Carnegie Mellon University - Pittsburgh, PA
This project, now named Rapid exploration of robotic ankle exoskeleton control strategies, was an effort to create a wearable device that would reduce the metabolic cost of walking. I worked on this project as part of my masters degree. While on the project, their first prototype was bulky and overweight so I designed a new custom prototype to reduce the weight and size to be more comfortable for the user. To do this, I brought some of the carbon fiber skills that I had learned from building Ascension. Applying those techniques, I was able to cut the weight in half and increase the rigidity of the aparatus as a whole.
The Origami is the first stroller of its kind. The only stroller to include electric generators in the wheel hubs to charge batteries that can fold the stroller at the touch of a button. When I started at 4moms I was given the opportunity to organize and design the accessories for this stroller. While leading these products I had the chance to design the new Bassinet accessory and start work on a new car seat adapter.
After I worked on the accessories, I took over the newest stroller project in its later stages. This project was much larger than I was accustomed to and I needed some extra help to manage the team that was working on it. When not managing the project, my focus was directed primarily on the wheels and brake mechanism. This also involved the suspension of the wheels to allow the stroller to take up any bumps in the road. Working on such a complicated project was a real challenge, but also allowed for an incredible about of experience to be gained in a short period of time.
At this time, more and more people are working on two or more screens at home or in the office, but this workstyle is not suitable for people that don't want to work at a desk and use their laptop. This product would be ideal to join those two worlds, giving laptops a second screen. Now you'll get your mobility along with your productivity without needing to choose between one or the other.
We were accepted into Thrill Mill's second class of companies for 2013. Thrill Mill allowed us to grow our company beyond just the idea and designs. Our participation in this entrepreneurial class granted us access to a series of workshops as well as a workspace that we shared with the other companies accepted into the program.

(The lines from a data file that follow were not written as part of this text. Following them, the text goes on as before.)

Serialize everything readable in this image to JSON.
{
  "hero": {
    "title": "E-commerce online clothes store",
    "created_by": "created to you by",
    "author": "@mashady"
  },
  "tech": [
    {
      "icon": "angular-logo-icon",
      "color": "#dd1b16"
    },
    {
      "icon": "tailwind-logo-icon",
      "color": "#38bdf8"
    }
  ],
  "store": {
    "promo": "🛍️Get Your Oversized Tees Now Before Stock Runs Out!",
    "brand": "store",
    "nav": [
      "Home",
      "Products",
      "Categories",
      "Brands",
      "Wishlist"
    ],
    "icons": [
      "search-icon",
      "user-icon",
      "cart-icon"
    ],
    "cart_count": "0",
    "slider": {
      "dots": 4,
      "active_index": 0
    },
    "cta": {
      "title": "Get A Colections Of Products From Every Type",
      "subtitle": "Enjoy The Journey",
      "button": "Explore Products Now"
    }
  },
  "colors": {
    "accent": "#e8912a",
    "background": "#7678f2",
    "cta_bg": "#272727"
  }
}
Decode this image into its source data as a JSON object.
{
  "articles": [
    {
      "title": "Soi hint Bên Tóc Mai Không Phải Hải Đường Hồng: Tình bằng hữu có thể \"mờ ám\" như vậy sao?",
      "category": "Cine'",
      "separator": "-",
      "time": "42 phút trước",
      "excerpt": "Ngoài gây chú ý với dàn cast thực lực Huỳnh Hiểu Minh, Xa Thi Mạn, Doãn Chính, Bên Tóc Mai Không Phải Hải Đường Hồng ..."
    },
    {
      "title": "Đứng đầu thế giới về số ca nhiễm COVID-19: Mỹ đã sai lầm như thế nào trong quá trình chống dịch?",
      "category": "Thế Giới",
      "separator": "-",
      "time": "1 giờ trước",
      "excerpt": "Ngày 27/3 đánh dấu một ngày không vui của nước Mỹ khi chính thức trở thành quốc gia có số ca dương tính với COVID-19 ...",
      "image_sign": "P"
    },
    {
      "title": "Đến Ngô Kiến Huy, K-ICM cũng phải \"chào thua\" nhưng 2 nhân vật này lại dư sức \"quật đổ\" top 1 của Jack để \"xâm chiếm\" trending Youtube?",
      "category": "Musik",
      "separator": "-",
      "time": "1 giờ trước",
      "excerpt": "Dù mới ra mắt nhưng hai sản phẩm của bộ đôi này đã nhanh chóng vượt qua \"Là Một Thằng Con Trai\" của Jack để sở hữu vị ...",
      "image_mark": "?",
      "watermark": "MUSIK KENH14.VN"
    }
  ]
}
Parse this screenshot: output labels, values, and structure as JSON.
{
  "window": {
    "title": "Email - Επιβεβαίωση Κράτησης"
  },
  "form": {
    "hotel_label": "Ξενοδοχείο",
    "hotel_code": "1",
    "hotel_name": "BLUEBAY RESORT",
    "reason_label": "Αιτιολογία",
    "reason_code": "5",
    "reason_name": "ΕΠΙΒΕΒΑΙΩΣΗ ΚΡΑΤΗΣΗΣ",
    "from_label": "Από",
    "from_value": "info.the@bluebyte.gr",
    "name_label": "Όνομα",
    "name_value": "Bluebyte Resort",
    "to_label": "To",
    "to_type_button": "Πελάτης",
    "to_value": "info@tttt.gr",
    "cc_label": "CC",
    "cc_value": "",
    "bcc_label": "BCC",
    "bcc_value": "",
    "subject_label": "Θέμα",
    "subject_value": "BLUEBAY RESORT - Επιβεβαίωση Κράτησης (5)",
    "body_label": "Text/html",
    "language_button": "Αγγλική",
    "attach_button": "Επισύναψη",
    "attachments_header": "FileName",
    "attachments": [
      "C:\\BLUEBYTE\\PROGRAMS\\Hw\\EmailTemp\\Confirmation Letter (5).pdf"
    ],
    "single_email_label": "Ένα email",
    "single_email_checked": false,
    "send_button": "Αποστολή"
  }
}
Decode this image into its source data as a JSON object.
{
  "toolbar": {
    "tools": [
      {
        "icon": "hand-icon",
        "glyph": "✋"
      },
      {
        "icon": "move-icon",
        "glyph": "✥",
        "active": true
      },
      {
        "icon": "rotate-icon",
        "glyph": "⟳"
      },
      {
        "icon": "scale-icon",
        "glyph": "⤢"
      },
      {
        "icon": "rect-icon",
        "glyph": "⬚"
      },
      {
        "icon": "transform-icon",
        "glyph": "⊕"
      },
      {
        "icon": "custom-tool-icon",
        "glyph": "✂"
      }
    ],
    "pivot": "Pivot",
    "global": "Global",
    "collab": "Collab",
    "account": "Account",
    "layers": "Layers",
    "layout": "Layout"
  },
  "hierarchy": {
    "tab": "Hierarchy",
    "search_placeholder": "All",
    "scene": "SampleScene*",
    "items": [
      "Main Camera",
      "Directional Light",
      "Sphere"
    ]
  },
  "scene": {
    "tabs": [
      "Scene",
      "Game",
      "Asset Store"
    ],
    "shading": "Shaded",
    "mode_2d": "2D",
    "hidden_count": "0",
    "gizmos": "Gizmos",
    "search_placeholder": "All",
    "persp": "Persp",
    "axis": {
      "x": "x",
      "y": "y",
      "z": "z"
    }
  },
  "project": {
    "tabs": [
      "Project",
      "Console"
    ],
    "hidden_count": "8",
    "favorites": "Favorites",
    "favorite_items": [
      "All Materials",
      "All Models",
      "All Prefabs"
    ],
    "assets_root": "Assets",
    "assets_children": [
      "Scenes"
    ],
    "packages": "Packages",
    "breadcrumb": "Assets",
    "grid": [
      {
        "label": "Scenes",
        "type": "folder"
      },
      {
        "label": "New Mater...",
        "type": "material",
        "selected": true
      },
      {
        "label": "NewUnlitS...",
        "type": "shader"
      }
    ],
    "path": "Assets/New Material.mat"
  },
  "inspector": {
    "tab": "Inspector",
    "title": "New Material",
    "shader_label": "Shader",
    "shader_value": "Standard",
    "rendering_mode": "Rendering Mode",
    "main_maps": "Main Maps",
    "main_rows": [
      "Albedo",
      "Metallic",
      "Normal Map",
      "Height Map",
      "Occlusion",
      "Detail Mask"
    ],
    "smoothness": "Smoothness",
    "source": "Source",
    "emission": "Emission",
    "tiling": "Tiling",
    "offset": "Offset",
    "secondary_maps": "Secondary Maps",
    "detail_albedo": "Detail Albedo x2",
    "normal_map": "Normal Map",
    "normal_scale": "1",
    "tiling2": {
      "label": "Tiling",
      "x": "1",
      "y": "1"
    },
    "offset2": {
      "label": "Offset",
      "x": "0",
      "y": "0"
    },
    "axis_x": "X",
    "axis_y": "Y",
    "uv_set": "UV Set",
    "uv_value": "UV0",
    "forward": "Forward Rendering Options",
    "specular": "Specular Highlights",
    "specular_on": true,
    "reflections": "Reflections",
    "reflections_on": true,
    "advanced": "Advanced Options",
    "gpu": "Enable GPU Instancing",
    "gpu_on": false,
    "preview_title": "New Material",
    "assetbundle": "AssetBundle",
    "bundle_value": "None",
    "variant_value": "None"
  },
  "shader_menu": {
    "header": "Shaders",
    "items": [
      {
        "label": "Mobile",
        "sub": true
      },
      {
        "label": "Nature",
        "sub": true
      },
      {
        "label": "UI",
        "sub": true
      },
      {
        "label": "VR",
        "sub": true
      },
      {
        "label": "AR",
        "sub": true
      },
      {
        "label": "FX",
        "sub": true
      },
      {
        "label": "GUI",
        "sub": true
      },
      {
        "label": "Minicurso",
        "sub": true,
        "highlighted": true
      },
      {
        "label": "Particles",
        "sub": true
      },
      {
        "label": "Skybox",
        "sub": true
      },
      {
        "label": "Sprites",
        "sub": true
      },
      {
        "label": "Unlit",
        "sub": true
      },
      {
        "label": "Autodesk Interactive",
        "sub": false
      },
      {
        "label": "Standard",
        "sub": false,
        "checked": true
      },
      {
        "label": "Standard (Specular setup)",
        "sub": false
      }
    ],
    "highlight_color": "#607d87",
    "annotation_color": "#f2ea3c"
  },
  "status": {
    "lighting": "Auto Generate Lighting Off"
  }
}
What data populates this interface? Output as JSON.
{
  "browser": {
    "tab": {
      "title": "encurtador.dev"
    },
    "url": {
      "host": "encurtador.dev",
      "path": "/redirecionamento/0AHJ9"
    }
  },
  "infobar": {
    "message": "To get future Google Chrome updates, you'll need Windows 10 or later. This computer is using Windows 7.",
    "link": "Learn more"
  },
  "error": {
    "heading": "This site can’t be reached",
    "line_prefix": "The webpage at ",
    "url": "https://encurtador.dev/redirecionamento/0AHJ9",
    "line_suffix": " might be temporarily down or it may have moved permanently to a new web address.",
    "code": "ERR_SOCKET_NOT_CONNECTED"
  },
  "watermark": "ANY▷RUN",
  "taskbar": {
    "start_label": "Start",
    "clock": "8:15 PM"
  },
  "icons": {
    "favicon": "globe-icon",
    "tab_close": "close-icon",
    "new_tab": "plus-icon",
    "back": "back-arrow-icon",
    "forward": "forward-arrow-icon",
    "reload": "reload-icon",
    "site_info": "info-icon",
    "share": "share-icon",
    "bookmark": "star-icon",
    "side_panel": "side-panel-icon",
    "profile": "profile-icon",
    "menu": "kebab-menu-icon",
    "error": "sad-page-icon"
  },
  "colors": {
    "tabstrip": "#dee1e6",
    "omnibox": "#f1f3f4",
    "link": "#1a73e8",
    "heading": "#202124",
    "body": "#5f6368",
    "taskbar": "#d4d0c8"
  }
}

We attempted a Kickstarter for this project but were unfortunately unsuccessful. After our Kickstarter, we continued to look for funding but given a limited amount of time, we had to put things on hold as the company ran out of runway. We are still pursuing our patent but the founders have now gone their separate ways and the company is no more.
Forum Lighting is a small manufacturing company which sells several varieties of linear office lights. Each product line has several possible configurations and options, with each fixture manufactured to order. Forum also has the capability of producing custom fixtures for larger projects typically for larger municipal constructions such as Airports, Bus Terminals, or Subway/Rail Stations.
Starting at Forum Lighting, I was placed into a design engineering role. The department was in the middle of a great deal of transition as I began leaving me to learn many of the product lines on my own. Soon after I started, our director of engineering left which opened up some opportunities to expand my role. Using my abilities with CAD, I began to consolidate and standardize some product lines to reduce errors and design time for our standard products. Eventually I had my hands in every product line and was able to make some major updates to improve assembly and manufacturing times and reduce complexity.
While working on standardizing product lines, I was approached to design a new product line given the requirement that it would be our cheapest linear fixture. Working through a few different design prototypes, I created an incredibly modular and standardized fixture. This fixture has thousands of configurations with less than a dozen unique parts. The CAD file has a built-in configurator automating order detailing and reducing the opportunity for error. Through this experience, I also took part in the creation of marketing and ordering documents creating renderings and instructing our graphic designers on layout and content.